_What the task requires_
Search the records below for the string "cost" and report only the number of lines that contain it.

_Source records_
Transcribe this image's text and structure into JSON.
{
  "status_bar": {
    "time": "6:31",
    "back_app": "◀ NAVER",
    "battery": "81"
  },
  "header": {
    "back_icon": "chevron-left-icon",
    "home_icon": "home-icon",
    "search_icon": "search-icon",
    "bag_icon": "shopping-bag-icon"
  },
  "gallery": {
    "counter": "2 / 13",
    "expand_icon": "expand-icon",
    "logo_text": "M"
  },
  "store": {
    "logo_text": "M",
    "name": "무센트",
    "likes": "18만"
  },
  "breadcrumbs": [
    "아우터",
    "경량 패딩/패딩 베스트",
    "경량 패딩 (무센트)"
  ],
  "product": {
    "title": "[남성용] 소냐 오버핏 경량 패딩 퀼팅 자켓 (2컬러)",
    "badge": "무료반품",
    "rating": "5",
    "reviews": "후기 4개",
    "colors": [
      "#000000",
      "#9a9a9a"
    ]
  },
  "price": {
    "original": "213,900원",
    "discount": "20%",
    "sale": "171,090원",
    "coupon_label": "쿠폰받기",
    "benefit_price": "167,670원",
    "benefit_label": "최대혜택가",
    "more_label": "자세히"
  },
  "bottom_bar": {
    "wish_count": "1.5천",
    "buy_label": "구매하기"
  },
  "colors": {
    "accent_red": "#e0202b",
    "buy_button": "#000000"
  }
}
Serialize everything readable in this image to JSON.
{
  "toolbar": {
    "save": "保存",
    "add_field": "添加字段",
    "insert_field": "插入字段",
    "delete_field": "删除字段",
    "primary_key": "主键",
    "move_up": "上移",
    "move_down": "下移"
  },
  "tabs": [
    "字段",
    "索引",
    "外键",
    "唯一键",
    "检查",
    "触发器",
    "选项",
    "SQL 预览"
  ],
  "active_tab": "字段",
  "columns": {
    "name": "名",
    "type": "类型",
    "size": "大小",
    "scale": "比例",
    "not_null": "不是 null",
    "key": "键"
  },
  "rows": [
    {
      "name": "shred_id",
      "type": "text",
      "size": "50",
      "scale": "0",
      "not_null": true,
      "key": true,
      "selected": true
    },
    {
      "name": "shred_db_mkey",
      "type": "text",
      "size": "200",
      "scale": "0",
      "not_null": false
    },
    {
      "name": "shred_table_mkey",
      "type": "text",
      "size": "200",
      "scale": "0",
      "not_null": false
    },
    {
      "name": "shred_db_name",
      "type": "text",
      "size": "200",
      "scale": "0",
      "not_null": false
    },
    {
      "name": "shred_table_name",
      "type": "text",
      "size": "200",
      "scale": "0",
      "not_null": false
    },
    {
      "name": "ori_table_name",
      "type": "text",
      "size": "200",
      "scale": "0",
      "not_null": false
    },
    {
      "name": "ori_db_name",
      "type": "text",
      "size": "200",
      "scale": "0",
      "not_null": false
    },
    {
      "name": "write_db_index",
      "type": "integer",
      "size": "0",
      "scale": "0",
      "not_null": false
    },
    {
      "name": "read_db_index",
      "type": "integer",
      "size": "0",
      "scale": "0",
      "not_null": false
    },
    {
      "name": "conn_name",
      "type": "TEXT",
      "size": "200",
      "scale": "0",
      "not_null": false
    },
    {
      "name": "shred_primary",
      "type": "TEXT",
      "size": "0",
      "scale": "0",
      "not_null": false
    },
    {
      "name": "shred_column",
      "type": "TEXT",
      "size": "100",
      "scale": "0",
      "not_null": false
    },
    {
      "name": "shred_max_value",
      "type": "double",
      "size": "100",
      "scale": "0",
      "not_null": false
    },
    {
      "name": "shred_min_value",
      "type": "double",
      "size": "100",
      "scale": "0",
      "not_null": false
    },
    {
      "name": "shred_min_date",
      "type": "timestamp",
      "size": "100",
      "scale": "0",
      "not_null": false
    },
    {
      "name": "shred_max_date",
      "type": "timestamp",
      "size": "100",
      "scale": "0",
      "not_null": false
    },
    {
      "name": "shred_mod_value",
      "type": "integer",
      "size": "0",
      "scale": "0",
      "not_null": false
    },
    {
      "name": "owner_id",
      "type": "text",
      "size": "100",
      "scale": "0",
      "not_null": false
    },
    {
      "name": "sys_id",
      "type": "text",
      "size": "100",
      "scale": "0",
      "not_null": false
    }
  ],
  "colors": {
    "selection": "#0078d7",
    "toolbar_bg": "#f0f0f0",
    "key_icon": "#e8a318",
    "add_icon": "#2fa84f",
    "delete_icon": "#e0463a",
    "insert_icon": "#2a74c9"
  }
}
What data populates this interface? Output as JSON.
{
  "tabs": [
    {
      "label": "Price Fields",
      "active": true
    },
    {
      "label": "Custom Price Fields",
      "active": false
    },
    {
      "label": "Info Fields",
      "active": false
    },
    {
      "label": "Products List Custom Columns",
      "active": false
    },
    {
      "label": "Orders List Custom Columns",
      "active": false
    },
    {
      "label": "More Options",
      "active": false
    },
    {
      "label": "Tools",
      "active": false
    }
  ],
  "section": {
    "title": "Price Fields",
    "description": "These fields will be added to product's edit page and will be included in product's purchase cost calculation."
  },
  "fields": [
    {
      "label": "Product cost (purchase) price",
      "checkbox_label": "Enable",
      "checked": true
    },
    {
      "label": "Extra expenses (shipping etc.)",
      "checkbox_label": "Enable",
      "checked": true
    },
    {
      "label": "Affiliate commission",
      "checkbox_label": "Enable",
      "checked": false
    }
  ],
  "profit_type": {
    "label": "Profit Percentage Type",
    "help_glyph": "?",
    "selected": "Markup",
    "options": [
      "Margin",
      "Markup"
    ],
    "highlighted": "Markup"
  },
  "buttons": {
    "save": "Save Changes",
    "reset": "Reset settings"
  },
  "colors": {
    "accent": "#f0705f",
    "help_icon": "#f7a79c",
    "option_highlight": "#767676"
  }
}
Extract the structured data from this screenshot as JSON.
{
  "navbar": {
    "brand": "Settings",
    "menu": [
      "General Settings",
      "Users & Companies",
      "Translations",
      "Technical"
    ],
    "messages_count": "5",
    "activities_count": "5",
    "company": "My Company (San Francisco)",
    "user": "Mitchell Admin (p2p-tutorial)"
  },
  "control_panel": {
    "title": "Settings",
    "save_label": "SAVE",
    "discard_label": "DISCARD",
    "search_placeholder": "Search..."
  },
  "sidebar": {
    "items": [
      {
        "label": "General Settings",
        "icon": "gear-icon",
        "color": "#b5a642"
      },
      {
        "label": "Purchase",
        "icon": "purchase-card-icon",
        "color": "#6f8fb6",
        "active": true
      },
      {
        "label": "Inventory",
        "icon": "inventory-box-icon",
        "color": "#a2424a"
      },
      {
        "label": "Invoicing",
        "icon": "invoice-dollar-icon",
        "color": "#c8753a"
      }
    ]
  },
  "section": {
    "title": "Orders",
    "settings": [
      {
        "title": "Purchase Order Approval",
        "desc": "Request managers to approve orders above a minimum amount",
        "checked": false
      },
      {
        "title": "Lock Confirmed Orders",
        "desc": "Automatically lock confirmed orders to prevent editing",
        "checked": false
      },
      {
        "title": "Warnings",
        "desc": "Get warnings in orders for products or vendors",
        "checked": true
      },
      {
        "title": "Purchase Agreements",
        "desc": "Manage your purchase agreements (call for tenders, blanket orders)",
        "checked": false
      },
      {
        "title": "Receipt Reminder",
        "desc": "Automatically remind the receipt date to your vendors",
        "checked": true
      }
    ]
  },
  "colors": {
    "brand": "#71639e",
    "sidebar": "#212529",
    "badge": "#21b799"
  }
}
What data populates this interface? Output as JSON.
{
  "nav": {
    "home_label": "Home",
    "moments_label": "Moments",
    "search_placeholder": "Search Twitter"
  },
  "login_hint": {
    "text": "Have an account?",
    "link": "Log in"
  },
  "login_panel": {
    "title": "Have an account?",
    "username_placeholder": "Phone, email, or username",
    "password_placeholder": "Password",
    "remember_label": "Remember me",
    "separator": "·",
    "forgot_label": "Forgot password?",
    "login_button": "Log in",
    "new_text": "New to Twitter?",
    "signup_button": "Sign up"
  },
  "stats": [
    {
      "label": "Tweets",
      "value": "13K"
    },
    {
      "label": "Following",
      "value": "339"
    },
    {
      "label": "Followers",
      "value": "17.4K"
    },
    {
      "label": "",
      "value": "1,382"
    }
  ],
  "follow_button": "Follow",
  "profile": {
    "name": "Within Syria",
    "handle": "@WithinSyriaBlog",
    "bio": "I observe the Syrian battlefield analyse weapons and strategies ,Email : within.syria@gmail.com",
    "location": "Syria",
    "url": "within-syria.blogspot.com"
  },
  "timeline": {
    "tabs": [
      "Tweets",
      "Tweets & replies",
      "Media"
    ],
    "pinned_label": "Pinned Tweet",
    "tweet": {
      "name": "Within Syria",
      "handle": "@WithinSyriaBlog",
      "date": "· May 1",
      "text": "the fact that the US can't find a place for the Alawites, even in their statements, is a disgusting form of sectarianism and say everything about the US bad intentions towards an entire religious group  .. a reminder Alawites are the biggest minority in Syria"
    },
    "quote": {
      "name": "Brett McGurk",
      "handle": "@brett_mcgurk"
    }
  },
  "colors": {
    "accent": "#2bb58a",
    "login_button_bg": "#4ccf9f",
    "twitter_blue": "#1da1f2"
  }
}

_Answer box_
2